Crime spree

by Sarah McKenzie

Imagine waking up in the middle of the night to find a stranger rummaging through your closet and dresser drawers.
Since November, half a dozen students living in fraternities, sororities and other student housing have had similarly harrowing experiences.
In an effort to make student housing less vulnerable to crime, University Police Detective Marianne Olson hopes to enlist students’ help in identifying — and eventually apprehending — pattern criminals through the Minnesota Crime Alert Network.
Network members receive faxes and information from local law enforcement agencies when police need help finding a missing person or a suspect in a crime.
Peter Schuna, a junior in the College of Biological Sciences, said his fraternity house, Delta Tau Delta, has had two run-ins with suspicious people in the past month.
One morning in early December, Schuna and his roommate woke up to find their wallets missing. Schuna found his wallet in the hallway.
His roommate Matt Cummings, a sophomore in the Carlson School of Management, wasn’t so lucky. His wallet was gone along with two credit cards, $40 in cash and Gopher men’s basketball tickets.
Schuna said he thinks the culprit got in through the fire escape. Two weeks later, two unknown men showed up at a party at the house, who claimed they were looking for “Dave Williams.” They then changed their story and said they were looking for Williams Arena.
Further cause for the roommates’ suspicions: The dubious duo knew the exact location of said fire escape, in spite of its obscure placement.
“My concern is that this person could be capable of assault,” Olson said.
Police have made no arrests, but Olson said she believes one suspect may be responsible for 10 break-ins on campus since Thanksgiving. She described the suspect as a black male in his early 20s.
Wallets, cash, credit cards and jewelry are the items most frequently stolen during the capers. When confronted, she said, the man usually says he is drunk and then walks out of the room.
“If I see a pattern of crime in the area I can let people know,” Olson said. “This is a good way to make people more aware.”
Olson recently sent out letters to seven sororities, 17 fraternities and a handful of University and non-University owned campus properties.
More than 100 businesses and organizations in the area belong to the network. But only two sororities, the Como Student Community and the Dinnaken Properties have expressed interest in joining.

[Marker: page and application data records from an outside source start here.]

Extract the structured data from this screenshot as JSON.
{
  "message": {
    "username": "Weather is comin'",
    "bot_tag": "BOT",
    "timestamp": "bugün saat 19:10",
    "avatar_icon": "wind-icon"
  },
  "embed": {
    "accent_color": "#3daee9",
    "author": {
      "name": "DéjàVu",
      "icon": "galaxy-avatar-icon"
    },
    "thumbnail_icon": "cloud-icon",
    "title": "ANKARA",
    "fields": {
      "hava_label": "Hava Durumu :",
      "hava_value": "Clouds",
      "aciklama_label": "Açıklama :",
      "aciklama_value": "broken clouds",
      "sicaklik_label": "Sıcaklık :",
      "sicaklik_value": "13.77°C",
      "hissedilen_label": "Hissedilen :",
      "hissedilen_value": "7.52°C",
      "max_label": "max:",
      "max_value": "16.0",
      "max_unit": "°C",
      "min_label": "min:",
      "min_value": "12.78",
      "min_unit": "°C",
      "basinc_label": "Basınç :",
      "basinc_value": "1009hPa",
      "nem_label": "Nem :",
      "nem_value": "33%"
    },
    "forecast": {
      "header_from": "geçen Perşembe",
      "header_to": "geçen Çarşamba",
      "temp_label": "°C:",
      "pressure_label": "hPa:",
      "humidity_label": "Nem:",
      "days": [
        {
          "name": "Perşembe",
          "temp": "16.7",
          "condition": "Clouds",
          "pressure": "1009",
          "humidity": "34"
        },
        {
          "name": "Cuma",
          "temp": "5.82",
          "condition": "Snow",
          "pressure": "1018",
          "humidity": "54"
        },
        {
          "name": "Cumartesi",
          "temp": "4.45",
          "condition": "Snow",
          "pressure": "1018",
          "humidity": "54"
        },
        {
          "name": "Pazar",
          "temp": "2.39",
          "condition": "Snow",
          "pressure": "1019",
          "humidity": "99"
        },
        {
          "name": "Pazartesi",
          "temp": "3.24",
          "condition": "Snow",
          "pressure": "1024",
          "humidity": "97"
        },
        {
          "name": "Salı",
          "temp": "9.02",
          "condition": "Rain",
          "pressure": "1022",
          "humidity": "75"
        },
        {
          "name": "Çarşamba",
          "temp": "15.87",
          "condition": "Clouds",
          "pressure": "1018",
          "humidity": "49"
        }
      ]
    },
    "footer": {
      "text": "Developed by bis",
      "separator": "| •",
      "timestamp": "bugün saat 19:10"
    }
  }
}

“I hadn’t heard about the break-ins until I got the letter,” said Amy Anderson, Lambda Delta Phi sorority president. Her house joined the network to become more aware of criminal activity.
Brian Liston, property manager of the Dinnaken Properties, said his apartment complex rarely has crime trouble.
One person got into the building last year despite security measures requiring a key card for all entrances.
“We joined to keep updated about problems in the neighborhood,” Liston said. “We want to keep our tenants informed about what is going on.”
The University Police Department has been a member of the network since its inception in 1994. Larry Anderson, a retired University Police detective, was instrumental in planning the organization, Olson said.
“So far it has been a statewide organization, but we hope to go national,” Olson said.
Olson attributes two successes to the crime network; last year she found a missing University student in Texas and arrested another student making bomb threats.
In each case, she got crucial tips from other agencies connected to the network, she said.
The program does not cost any money for members; participating organizations need only have a fax machine. But the advisory board may seek donations from members in the near future.